*** Supplied records ***

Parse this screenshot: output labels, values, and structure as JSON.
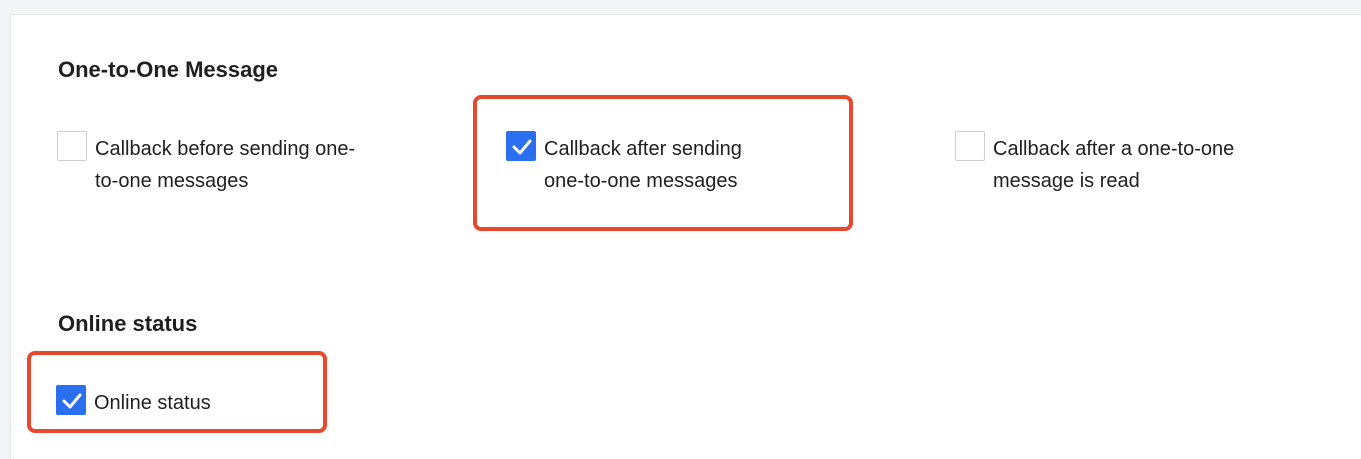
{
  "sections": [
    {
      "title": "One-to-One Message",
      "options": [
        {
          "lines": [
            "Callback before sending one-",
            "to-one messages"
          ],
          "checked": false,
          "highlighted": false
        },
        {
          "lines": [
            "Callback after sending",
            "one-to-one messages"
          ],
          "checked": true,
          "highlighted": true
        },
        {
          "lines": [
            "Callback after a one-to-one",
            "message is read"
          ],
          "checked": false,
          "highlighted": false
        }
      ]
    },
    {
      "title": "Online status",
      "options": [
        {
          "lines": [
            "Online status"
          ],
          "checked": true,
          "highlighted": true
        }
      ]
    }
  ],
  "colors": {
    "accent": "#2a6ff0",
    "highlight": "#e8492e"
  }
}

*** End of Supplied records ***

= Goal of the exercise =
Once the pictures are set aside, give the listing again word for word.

= Result of this exercise =
Parse this screenshot: output labels, values, and structure as JSON.
{
  "sections": [
    {
      "title": "One-to-One Message",
      "options": [
        {
          "lines": [
            "Callback before sending one-",
            "to-one messages"
          ],
          "checked": false,
          "highlighted": false
        },
        {
          "lines": [
            "Callback after sending",
            "one-to-one messages"
          ],
          "checked": true,
          "highlighted": true
        },
        {
          "lines": [
            "Callback after a one-to-one",
            "message is read"
          ],
          "checked": false,
          "highlighted": false
        }
      ]
    },
    {
      "title": "Online status",
      "options": [
        {
          "lines": [
            "Online status"
          ],
          "checked": true,
          "highlighted": true
        }
      ]
    }
  ],
  "colors": {
    "accent": "#2a6ff0",
    "highlight": "#e8492e"
  }
}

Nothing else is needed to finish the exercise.